TASK STATEMENT: Go over the lines below, and when one contains the word "image", copy it.

- Opening Delimiter -

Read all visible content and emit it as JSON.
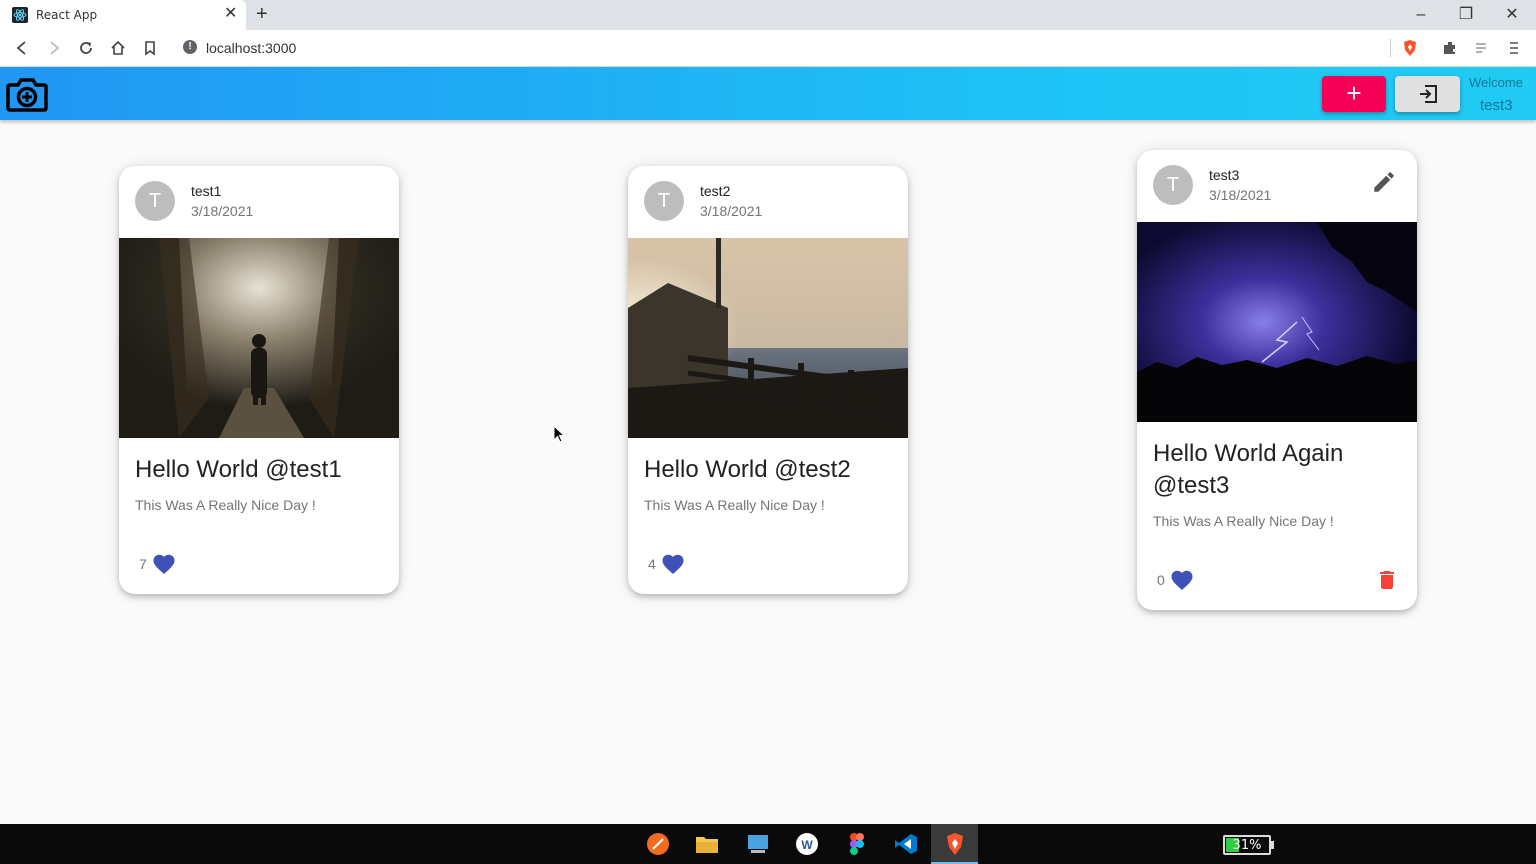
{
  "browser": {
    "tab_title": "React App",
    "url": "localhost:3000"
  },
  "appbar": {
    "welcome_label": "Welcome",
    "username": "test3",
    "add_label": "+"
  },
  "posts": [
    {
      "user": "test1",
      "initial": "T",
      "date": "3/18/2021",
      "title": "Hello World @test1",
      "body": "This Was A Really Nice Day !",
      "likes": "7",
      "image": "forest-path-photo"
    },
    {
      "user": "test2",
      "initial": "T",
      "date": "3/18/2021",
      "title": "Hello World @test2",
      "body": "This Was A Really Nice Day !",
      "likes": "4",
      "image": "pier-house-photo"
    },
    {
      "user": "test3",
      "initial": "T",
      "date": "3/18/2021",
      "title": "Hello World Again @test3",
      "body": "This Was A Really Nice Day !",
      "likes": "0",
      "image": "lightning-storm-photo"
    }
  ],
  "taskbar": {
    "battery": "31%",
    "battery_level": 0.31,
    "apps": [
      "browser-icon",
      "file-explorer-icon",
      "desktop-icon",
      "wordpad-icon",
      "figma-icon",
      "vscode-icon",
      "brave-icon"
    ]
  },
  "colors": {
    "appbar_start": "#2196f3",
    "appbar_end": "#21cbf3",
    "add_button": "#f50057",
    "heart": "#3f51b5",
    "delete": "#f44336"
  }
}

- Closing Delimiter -
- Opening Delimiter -

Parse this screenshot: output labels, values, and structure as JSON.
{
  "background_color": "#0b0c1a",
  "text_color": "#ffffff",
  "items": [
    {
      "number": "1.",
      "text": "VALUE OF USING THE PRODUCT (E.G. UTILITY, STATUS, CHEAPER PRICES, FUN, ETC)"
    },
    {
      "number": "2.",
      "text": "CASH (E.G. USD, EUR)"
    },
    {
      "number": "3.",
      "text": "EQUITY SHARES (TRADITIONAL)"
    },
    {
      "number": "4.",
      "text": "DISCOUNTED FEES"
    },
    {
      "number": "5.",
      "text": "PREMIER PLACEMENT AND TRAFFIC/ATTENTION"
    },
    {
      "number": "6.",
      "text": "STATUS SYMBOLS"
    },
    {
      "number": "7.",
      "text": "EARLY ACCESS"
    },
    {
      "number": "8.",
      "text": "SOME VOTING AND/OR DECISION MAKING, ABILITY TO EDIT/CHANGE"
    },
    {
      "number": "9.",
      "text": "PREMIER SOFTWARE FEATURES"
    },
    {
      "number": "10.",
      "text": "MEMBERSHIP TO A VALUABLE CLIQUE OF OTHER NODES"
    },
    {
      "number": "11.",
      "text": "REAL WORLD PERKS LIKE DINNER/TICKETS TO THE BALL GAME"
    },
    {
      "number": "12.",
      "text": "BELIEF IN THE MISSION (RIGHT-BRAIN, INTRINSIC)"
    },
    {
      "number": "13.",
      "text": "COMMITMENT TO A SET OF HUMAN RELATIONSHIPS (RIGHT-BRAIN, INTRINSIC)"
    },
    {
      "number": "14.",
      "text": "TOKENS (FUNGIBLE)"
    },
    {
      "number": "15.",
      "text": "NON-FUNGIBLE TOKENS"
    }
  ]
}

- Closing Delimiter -
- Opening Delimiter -

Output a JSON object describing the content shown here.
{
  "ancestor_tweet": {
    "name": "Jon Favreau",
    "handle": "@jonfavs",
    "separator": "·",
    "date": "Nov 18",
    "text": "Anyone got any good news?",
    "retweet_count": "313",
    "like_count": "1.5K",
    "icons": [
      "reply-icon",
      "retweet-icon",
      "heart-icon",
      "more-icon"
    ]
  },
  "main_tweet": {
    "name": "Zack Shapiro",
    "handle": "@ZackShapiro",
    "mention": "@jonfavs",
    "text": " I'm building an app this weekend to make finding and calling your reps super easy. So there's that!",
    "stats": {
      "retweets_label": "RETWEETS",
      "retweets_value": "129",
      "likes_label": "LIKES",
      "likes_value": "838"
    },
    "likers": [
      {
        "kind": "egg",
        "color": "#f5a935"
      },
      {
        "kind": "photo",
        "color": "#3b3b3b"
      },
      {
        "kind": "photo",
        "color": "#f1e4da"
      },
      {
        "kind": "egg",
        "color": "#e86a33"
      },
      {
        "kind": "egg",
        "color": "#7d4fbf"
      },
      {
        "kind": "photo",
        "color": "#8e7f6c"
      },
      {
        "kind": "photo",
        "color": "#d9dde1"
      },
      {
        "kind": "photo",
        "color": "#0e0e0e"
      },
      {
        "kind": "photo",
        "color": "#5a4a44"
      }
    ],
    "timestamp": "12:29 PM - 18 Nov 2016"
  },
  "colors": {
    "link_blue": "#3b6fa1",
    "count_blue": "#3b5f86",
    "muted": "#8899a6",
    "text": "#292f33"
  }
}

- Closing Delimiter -

RESPONSE TO THIS EXERCISE:
      "image": "forest-path-photo"
      "image": "pier-house-photo"
      "image": "lightning-storm-photo"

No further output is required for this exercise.